Record excerpts:
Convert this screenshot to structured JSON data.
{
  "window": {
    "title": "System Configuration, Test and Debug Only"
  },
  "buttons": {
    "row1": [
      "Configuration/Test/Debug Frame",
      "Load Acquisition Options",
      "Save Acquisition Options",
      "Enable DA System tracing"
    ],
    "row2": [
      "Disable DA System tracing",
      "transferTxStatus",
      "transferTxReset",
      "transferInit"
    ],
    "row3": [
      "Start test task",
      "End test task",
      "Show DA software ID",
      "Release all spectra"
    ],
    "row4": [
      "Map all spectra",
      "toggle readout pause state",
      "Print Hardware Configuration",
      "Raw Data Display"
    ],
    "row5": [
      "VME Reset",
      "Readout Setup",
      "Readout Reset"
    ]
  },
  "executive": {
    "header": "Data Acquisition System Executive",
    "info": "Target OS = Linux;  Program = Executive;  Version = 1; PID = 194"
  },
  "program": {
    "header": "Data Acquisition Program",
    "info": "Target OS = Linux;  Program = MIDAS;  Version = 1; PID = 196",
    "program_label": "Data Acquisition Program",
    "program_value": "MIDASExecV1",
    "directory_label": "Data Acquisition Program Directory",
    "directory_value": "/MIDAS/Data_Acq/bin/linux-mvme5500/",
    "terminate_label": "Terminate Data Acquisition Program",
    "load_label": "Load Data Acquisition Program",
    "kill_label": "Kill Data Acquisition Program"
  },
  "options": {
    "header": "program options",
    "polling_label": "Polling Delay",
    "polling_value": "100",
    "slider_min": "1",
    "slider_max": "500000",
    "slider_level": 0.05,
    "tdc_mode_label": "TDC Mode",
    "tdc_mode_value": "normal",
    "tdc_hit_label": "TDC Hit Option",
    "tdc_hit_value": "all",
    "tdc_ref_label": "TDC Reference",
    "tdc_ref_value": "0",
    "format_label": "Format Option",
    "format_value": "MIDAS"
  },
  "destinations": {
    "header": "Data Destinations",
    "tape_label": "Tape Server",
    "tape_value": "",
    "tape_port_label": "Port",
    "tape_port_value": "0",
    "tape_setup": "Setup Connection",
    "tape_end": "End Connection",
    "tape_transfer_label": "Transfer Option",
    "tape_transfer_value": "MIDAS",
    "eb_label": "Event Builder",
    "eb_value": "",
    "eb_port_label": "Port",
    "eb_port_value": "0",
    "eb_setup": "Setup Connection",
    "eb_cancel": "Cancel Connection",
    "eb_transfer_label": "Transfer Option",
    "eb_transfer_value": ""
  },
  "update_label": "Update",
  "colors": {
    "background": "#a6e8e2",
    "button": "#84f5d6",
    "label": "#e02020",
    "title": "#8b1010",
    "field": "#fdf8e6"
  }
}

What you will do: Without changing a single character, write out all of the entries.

Written solution:
Convert this screenshot to structured JSON data.
{
  "window": {
    "title": "System Configuration, Test and Debug Only"
  },
  "buttons": {
    "row1": [
      "Configuration/Test/Debug Frame",
      "Load Acquisition Options",
      "Save Acquisition Options",
      "Enable DA System tracing"
    ],
    "row2": [
      "Disable DA System tracing",
      "transferTxStatus",
      "transferTxReset",
      "transferInit"
    ],
    "row3": [
      "Start test task",
      "End test task",
      "Show DA software ID",
      "Release all spectra"
    ],
    "row4": [
      "Map all spectra",
      "toggle readout pause state",
      "Print Hardware Configuration",
      "Raw Data Display"
    ],
    "row5": [
      "VME Reset",
      "Readout Setup",
      "Readout Reset"
    ]
  },
  "executive": {
    "header": "Data Acquisition System Executive",
    "info": "Target OS = Linux;  Program = Executive;  Version = 1; PID = 194"
  },
  "program": {
    "header": "Data Acquisition Program",
    "info": "Target OS = Linux;  Program = MIDAS;  Version = 1; PID = 196",
    "program_label": "Data Acquisition Program",
    "program_value": "MIDASExecV1",
    "directory_label": "Data Acquisition Program Directory",
    "directory_value": "/MIDAS/Data_Acq/bin/linux-mvme5500/",
    "terminate_label": "Terminate Data Acquisition Program",
    "load_label": "Load Data Acquisition Program",
    "kill_label": "Kill Data Acquisition Program"
  },
  "options": {
    "header": "program options",
    "polling_label": "Polling Delay",
    "polling_value": "100",
    "slider_min": "1",
    "slider_max": "500000",
    "slider_level": 0.05,
    "tdc_mode_label": "TDC Mode",
    "tdc_mode_value": "normal",
    "tdc_hit_label": "TDC Hit Option",
    "tdc_hit_value": "all",
    "tdc_ref_label": "TDC Reference",
    "tdc_ref_value": "0",
    "format_label": "Format Option",
    "format_value": "MIDAS"
  },
  "destinations": {
    "header": "Data Destinations",
    "tape_label": "Tape Server",
    "tape_value": "",
    "tape_port_label": "Port",
    "tape_port_value": "0",
    "tape_setup": "Setup Connection",
    "tape_end": "End Connection",
    "tape_transfer_label": "Transfer Option",
    "tape_transfer_value": "MIDAS",
    "eb_label": "Event Builder",
    "eb_value": "",
    "eb_port_label": "Port",
    "eb_port_value": "0",
    "eb_setup": "Setup Connection",
    "eb_cancel": "Cancel Connection",
    "eb_transfer_label": "Transfer Option",
    "eb_transfer_value": ""
  },
  "update_label": "Update",
  "colors": {
    "background": "#a6e8e2",
    "button": "#84f5d6",
    "label": "#e02020",
    "title": "#8b1010",
    "field": "#fdf8e6"
  }
}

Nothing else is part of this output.